Today’s report from the Department of Labor shows that a net total of 146,000 jobs were created and the unemployment rate fell to 7.7 percent in November.  While any job creation is welcomed, it is important to put them in perspective.


Due to the size of the American workforce, gaining 146,000 jobs per month just won’t cut it.  The country is still more than 4 million jobs short of its peak of 138 million in January 2008.  As the Brookings Institution chart below shows, at this pace, it will take well past 2025 until all the jobs lost during the last recession are recovered.  At over 16 years, this would be more than twice as long as it took to recover the jobs lost during the Great Depression.


The unemployment rate fell in November because 350,000 people gave up looking for work and dropped out of the labor force, not because significant numbers of Americans found jobs.  In fact, the survey that is used to calculate the unemployment rate showed that employment actually fell by 122,000 last month.  Throughout the Obama Administration, Americans have been dropping out of the labor force in droves.  This has led to significant “invisible” unemployment, as jobless individuals are no longer counted as officially unemployed once they have dropped out of the labor force and are no longer searching for work.  If these “invisible unemployed” individuals were in the official labor force, they would be counted as officially unemployed – raising the current 7.7 percent unemployment rate to almost 11 percent.

Sources: January 2009 Romer/Bernstein Report (“Administration Prediction With Stimulus Plan”), actual U.S. Department of Labor data and Ways and Means Republican staff calculations of “invisible unemployed.”  The “invisible unemployed” are defined as unemployed persons not included in official unemployment rate calculations because they are not currently in the labor force, compared with the month Democrats’ stimulus passed (February 2009).  This includes people who quit looking for jobs since stimulus passed and dropped out of the labor force, plus other working-age adults who never entered the labor force, but presumably would have if the labor force participation rate was the same as when stimulus passed.
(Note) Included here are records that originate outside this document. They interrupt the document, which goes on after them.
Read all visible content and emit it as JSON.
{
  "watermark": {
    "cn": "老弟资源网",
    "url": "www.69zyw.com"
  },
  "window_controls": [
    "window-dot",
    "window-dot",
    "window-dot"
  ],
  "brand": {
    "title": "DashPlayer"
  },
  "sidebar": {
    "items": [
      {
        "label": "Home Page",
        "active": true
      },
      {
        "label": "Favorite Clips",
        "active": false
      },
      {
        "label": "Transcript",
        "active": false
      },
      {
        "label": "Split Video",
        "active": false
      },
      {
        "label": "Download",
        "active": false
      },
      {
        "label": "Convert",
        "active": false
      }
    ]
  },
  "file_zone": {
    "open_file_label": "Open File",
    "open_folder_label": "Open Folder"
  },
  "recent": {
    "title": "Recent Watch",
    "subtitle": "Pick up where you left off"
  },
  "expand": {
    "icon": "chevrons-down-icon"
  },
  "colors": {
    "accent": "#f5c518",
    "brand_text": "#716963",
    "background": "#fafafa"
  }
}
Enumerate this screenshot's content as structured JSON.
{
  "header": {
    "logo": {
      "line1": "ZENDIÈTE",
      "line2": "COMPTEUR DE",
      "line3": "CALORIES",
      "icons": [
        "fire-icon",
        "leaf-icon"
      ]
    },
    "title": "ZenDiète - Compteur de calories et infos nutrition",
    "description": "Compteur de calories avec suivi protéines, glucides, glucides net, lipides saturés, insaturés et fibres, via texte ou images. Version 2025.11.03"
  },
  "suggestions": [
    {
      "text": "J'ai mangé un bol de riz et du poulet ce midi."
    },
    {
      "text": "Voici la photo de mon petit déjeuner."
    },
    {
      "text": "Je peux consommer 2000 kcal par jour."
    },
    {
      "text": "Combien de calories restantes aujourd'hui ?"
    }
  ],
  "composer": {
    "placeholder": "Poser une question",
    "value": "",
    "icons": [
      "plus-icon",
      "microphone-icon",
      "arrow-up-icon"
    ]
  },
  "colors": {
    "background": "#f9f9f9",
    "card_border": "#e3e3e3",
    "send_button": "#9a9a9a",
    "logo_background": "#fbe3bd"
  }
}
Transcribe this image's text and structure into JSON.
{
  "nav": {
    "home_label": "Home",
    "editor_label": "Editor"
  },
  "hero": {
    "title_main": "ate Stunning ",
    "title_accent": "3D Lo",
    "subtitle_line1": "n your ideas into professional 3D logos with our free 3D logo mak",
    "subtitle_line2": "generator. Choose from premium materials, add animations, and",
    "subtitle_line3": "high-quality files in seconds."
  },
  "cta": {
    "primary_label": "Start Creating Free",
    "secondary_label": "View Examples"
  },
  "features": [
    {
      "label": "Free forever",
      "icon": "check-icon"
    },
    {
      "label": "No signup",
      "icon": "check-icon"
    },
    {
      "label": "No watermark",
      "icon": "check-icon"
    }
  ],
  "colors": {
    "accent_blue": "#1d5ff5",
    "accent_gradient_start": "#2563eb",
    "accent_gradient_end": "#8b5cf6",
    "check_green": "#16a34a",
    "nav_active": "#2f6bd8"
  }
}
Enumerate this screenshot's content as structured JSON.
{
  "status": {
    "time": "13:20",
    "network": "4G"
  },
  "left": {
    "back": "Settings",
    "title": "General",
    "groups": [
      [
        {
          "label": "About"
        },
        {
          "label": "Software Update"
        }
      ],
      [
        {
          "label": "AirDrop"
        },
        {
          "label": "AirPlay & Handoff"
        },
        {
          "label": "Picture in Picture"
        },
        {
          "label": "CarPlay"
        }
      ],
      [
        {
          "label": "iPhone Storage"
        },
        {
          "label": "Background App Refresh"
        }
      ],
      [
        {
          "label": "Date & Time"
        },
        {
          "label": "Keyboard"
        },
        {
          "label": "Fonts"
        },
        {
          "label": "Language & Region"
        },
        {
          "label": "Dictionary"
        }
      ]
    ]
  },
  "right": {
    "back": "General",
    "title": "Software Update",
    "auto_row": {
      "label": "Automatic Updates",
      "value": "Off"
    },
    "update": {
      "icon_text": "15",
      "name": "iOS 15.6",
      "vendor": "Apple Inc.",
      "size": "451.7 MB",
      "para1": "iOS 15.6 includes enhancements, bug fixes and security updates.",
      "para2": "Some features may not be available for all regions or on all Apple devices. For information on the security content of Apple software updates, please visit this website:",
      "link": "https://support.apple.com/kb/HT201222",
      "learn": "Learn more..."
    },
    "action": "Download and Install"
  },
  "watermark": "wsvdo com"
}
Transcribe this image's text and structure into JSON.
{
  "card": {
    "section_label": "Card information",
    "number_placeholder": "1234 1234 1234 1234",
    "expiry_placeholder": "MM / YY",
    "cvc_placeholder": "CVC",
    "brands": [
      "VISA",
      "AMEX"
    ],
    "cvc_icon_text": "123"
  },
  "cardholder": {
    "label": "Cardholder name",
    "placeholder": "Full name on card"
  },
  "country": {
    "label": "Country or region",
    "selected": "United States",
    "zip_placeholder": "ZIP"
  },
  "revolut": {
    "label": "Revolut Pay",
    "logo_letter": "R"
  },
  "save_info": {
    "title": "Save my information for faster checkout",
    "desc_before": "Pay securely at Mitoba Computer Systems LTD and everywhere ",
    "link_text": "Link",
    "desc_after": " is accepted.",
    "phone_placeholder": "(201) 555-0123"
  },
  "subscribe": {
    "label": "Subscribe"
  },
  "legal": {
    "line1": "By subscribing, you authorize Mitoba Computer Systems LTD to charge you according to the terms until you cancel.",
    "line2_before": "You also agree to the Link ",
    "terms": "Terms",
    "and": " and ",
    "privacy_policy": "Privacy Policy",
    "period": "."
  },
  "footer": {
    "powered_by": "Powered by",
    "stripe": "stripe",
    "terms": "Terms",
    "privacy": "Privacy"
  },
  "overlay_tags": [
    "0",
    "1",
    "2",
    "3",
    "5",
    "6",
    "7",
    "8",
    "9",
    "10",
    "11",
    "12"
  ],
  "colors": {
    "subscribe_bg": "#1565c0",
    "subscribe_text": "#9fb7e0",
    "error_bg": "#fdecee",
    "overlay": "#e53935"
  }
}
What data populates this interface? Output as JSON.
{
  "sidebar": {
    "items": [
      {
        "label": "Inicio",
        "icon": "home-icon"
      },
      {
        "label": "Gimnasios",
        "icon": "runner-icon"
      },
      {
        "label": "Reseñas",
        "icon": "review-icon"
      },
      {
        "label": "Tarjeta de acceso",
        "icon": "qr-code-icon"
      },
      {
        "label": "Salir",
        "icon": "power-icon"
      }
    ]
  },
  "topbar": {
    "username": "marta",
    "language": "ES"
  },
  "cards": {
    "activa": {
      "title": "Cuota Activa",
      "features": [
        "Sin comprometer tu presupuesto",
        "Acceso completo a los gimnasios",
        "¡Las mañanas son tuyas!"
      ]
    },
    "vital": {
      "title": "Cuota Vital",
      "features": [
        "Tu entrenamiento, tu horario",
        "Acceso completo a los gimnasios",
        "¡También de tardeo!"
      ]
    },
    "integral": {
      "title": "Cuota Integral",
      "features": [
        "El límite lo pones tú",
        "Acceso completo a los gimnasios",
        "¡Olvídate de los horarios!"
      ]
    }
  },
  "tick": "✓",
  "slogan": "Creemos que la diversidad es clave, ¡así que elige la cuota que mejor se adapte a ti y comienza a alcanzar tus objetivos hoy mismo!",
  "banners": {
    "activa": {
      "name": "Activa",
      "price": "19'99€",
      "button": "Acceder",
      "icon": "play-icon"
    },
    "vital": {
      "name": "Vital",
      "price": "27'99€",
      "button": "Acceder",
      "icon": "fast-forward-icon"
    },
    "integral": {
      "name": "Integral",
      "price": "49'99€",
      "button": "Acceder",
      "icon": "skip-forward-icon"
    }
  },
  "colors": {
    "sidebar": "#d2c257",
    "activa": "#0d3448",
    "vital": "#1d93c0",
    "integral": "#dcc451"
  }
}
While any increase in employment is positive, this month’s numbers simply don’t cut it.  Employers are looking for a resolution to the fiscal cliff and some certainty for the future before they begin hiring once again.  Republicans have done their part.  It’s time for President Obama to come to the table with a serious offer to rein in Washington’s out-of-control spending and put our country back on track.